The Play

Create a Red Team, staffed by a diverse team of agency staff that are empowered to make decisions, to rapidly brainstorm and pursue alternatives to group home placements.

Who Can Do This?: Senior Agency Leadership
Cost: Free
Timeframe: Months to get started
Difficulty: Moderately difficult to start

The Problem It Solves

Fewer youth will enter group homes if there is a team dedicated to finding alternatives.

How To Do This

  • Appoint a senior leader for the red team
  • Appoint a diverse group of agency team members with reputations for problem solving
  • Declare the goal of the red team is to find an alternative placement to group homes for every youth
  • Require a red team meeting before any youth can be placed in a group home. You may add additional scenarios, such as placing a child out of state, or in a general foster home with other unrelated foster youth.
  • Construct a genogram as part of the red team process.
  • Ask the youth about their connnections and possible placement options as part of every red team.

Outcomes Data

  • Rhode Island has begun to depopulate group homes by requiring a red team before any group placement, or any placement into a home that already has at least one other unrelated foster child.
  • New Mexico increased initial kinship placements from 3% to 40% in one year by shifting to practices that included requiring Director-level approval for non-kin placements.

Who’s Doing This?

  • Rhode Island

Real-World Examples

  • Rhode Island holds a red team meeting, led by the Chief of Staff of the Department, before a child is placed in a group home or in a general foster home where they would be with other unrelated foster youth.

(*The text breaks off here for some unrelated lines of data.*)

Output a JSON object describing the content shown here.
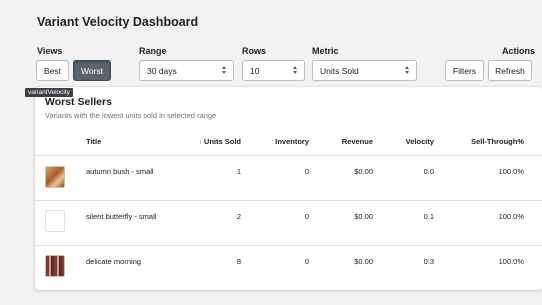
{
  "page": {
    "title": "Variant Velocity Dashboard"
  },
  "controls": {
    "views_label": "Views",
    "views": {
      "best_label": "Best",
      "worst_label": "Worst",
      "active": "Worst"
    },
    "range": {
      "label": "Range",
      "value": "30 days"
    },
    "rows": {
      "label": "Rows",
      "value": "10"
    },
    "metric": {
      "label": "Metric",
      "value": "Units Sold"
    },
    "actions_label": "Actions",
    "filters_label": "Filters",
    "refresh_label": "Refresh"
  },
  "tooltip": {
    "text": "variantVelocity"
  },
  "card": {
    "title": "Worst Sellers",
    "subtitle": "Variants with the lowest units sold in selected range"
  },
  "table": {
    "columns": {
      "title": "Title",
      "units_sold": "Units Sold",
      "inventory": "Inventory",
      "revenue": "Revenue",
      "velocity": "Velocity",
      "sell_through": "Sell-Through%"
    },
    "sort_indicator": "↑",
    "rows": [
      {
        "title": "autumn bush - small",
        "units_sold": "1",
        "inventory": "0",
        "revenue": "$0.00",
        "velocity": "0.0",
        "sell_through": "100.0%"
      },
      {
        "title": "silent butterfly - small",
        "units_sold": "2",
        "inventory": "0",
        "revenue": "$0.00",
        "velocity": "0.1",
        "sell_through": "100.0%"
      },
      {
        "title": "delicate morning",
        "units_sold": "8",
        "inventory": "0",
        "revenue": "$0.00",
        "velocity": "0.3",
        "sell_through": "100.0%"
      }
    ]
  }
}
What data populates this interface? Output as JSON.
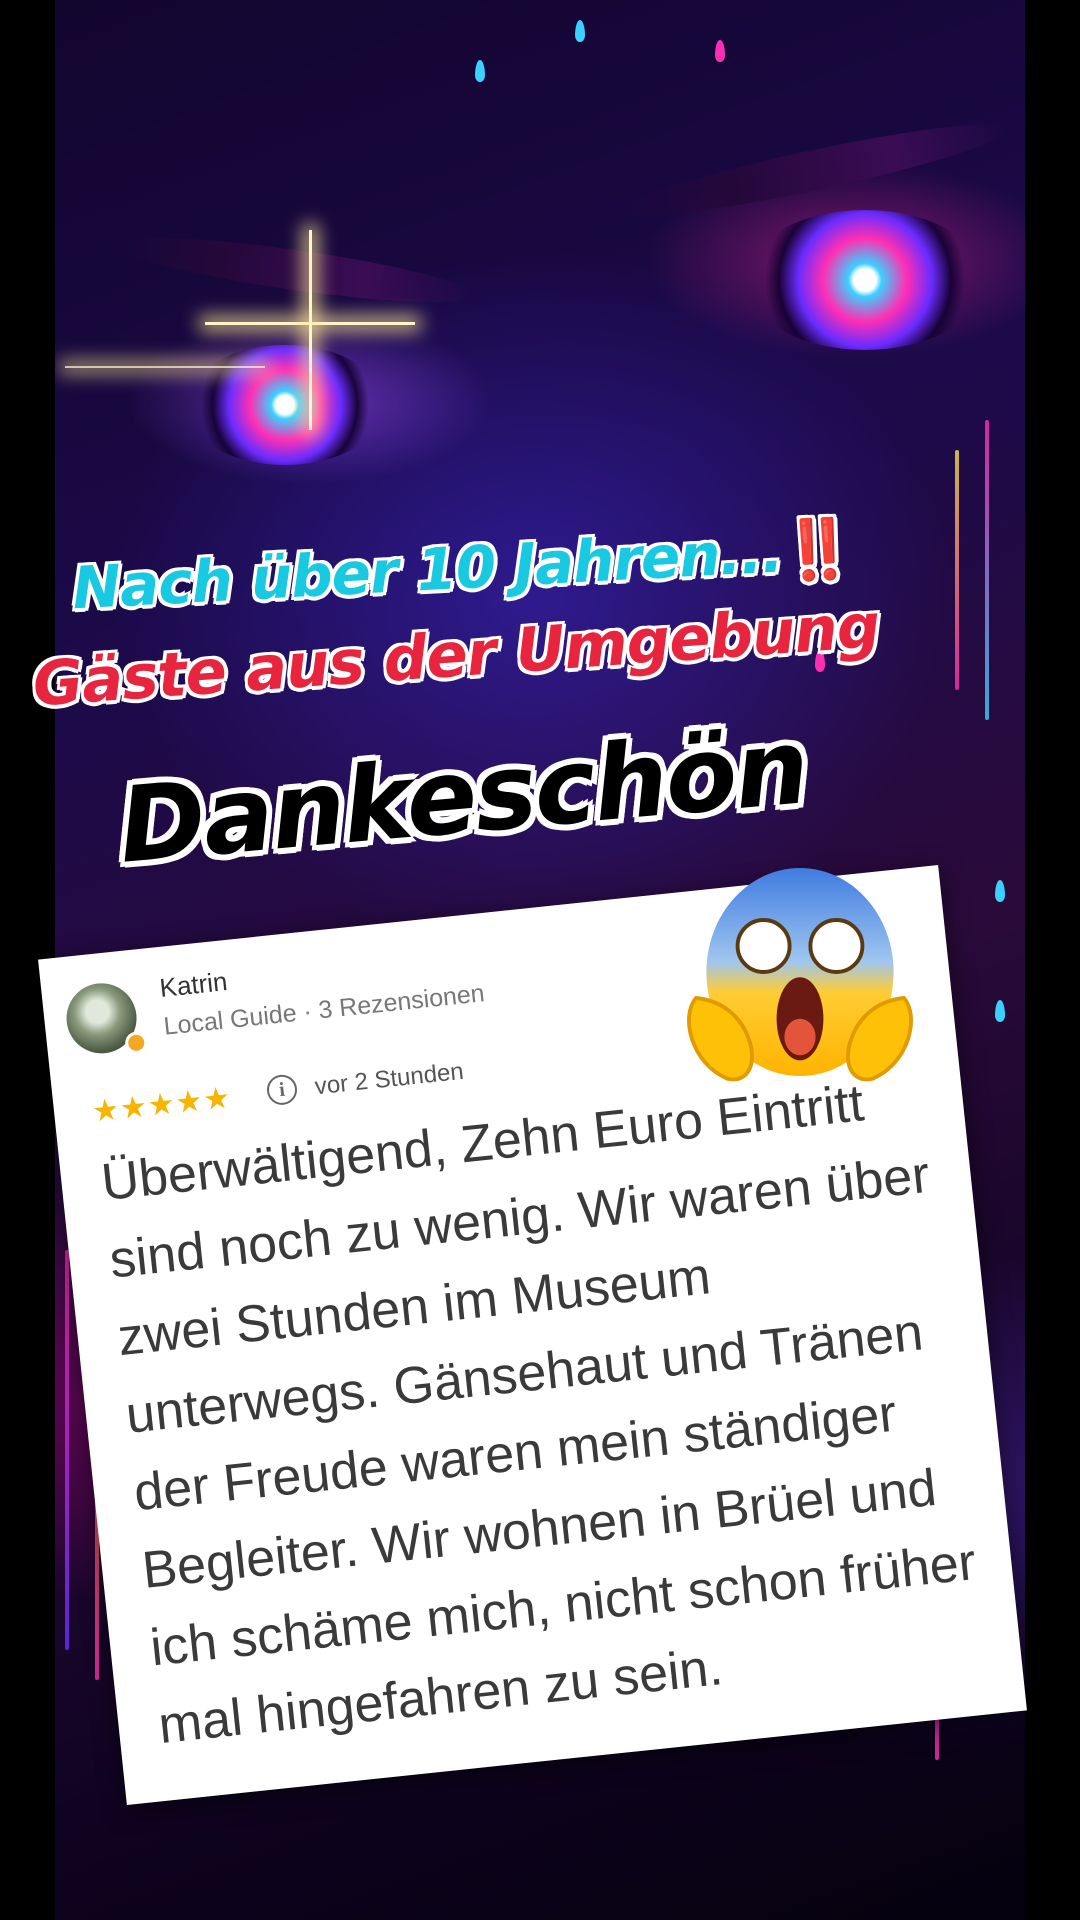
{
  "headline": {
    "line1": "Nach über 10 Jahren...",
    "line1_emoji": "‼️",
    "line2": "Gäste aus der Umgebung",
    "line3": "Dankeschön"
  },
  "review": {
    "reviewer_name": "Katrin",
    "reviewer_meta": "Local Guide · 3 Rezensionen",
    "rating": 5,
    "stars": "★★★★★",
    "time": "vor 2 Stunden",
    "text": "Überwältigend, Zehn Euro Eintritt sind noch zu wenig. Wir waren über zwei Stunden im Museum unterwegs. Gänsehaut und Tränen der Freude waren mein ständiger Begleiter. Wir wohnen in Brüel und ich schäme mich, nicht schon früher mal hingefahren zu sein."
  },
  "emoji_icon": "face-screaming-in-fear-icon",
  "colors": {
    "line1": "#19c9e2",
    "line2": "#e8253f",
    "line3": "#000000",
    "stars": "#f7b500"
  }
}
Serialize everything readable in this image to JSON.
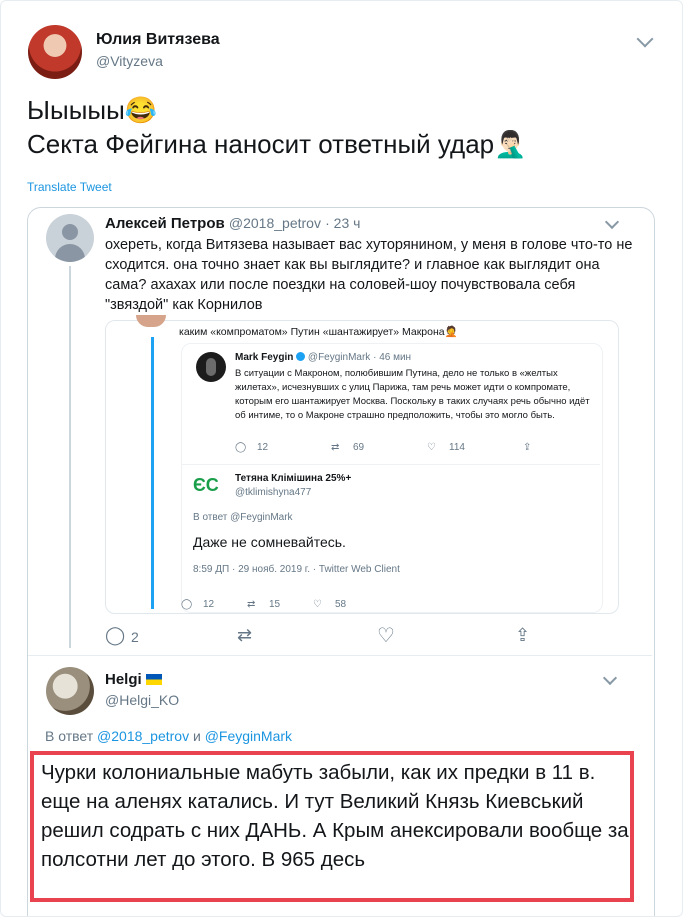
{
  "main_tweet": {
    "author_name": "Юлия Витязева",
    "author_handle": "@Vityzeva",
    "text_line1": "Ыыыыы😂",
    "text_line2": "Секта Фейгина наносит ответный удар🤦🏻‍♂️",
    "translate_label": "Translate Tweet"
  },
  "quoted": {
    "author_name": "Алексей Петров",
    "author_handle": "@2018_petrov",
    "time": "· 23 ч",
    "text": "охереть, когда Витязева называет вас хуторянином, у меня в голове что-то не сходится. она точно знает как вы выглядите? и главное как выглядит она сама? ахахах или после поездки на соловей-шоу почувствовала себя \"звяздой\" как Корнилов",
    "screenshot": {
      "top_text": "каким «компроматом» Путин «шантажирует» Макрона🤦",
      "feygin_name": "Mark Feygin",
      "feygin_meta": "@FeyginMark · 46 мин",
      "feygin_text": "В ситуации с Макроном, полюбившим Путина, дело не только в «желтых жилетах», исчезнувших с улиц Парижа, там речь может идти о компромате, которым его шантажирует Москва. Поскольку в таких случаях речь обычно идёт об интиме, то о Макроне страшно предположить, чтобы это могло быть.",
      "feygin_replies": "12",
      "feygin_retweets": "69",
      "feygin_likes": "114",
      "reply_name": "Тетяна Клімішина 25%+",
      "reply_handle": "@tklimishyna477",
      "reply_to": "В ответ @FeyginMark",
      "reply_text": "Даже не сомневайтесь.",
      "reply_meta": "8:59 ДП · 29 нояб. 2019 г. · Twitter Web Client",
      "outer_replies": "12",
      "outer_retweets": "15",
      "outer_likes": "58",
      "es_logo": "ЄС"
    },
    "reply_count": "2"
  },
  "reply": {
    "author_name": "Helgi",
    "author_handle": "@Helgi_KO",
    "reply_prefix": "В ответ",
    "reply_to_1": "@2018_petrov",
    "reply_and": "и",
    "reply_to_2": "@FeyginMark",
    "text": "Чурки колониальные мабуть забыли, как их предки в 11 в. еще на аленях катались. И тут Великий Князь Киевський решил содрать с них ДАНЬ. А Крым анексировали вообще за полсотни лет до этого. В 965 десь"
  },
  "colors": {
    "link": "#1b95e0",
    "highlight_border": "#e8434f",
    "ukraine_blue": "#0057b7",
    "ukraine_yellow": "#ffd700"
  }
}
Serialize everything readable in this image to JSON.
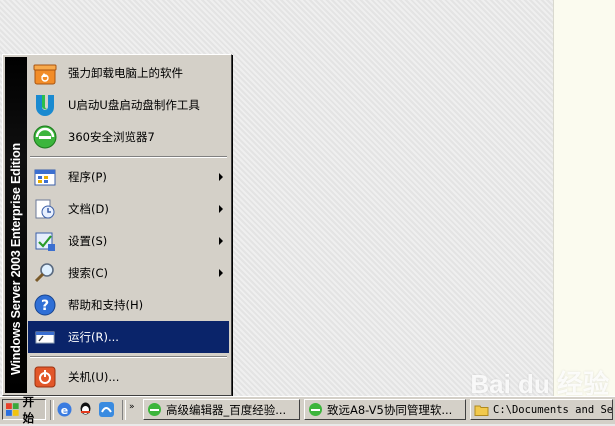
{
  "start_menu": {
    "side_banner": "Windows Server 2003 Enterprise Edition",
    "pinned": [
      {
        "label": "强力卸载电脑上的软件",
        "icon": "recycle-box-icon"
      },
      {
        "label": "U启动U盘启动盘制作工具",
        "icon": "u-logo-icon"
      },
      {
        "label": "360安全浏览器7",
        "icon": "browser-360-icon"
      }
    ],
    "items": [
      {
        "label": "程序(P)",
        "icon": "programs-icon",
        "submenu": true
      },
      {
        "label": "文档(D)",
        "icon": "documents-icon",
        "submenu": true
      },
      {
        "label": "设置(S)",
        "icon": "settings-icon",
        "submenu": true
      },
      {
        "label": "搜索(C)",
        "icon": "search-icon",
        "submenu": true
      },
      {
        "label": "帮助和支持(H)",
        "icon": "help-icon",
        "submenu": false
      },
      {
        "label": "运行(R)...",
        "icon": "run-icon",
        "submenu": false,
        "selected": true
      }
    ],
    "shutdown": {
      "label": "关机(U)...",
      "icon": "shutdown-icon"
    },
    "selected_color": "#0a246a"
  },
  "taskbar": {
    "start_label": "开始",
    "quicklaunch": [
      "ie-icon",
      "qq-icon",
      "browser-icon"
    ],
    "tasks": [
      {
        "label": "高级编辑器_百度经验...",
        "icon": "browser-360-icon"
      },
      {
        "label": "致远A8-V5协同管理软...",
        "icon": "browser-360-icon"
      },
      {
        "label": "C:\\Documents and Se...",
        "icon": "folder-icon"
      }
    ]
  },
  "watermark": "Bai du 经验"
}
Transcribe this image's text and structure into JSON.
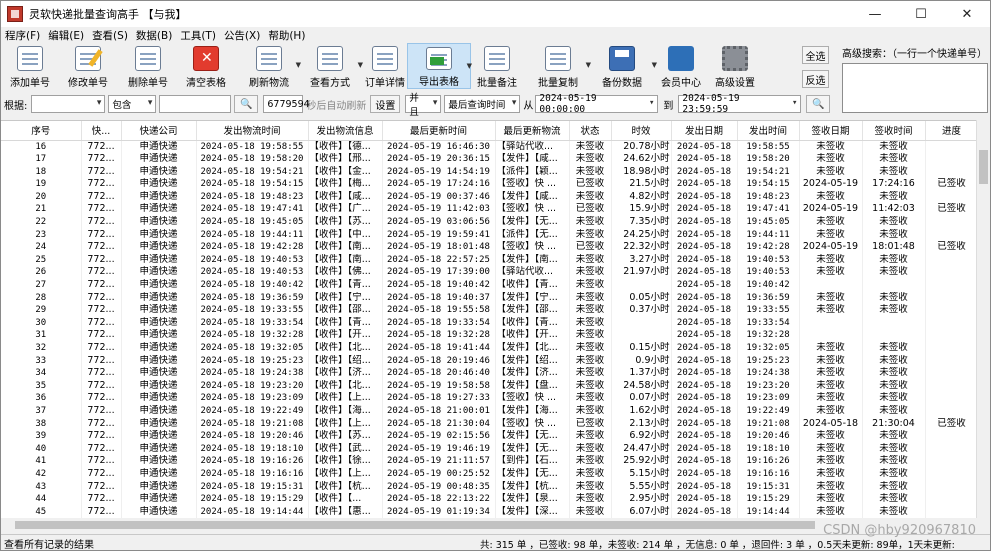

As part of the red team, the family finding office conducts kin research, the team constructs a genogram, and they ask the youth directly about possible placement ideas.
  • New Mexico has a policy that a Director must approve any placement with non-kin (whether general foster care, or a group home), even if it’s the middle of the night.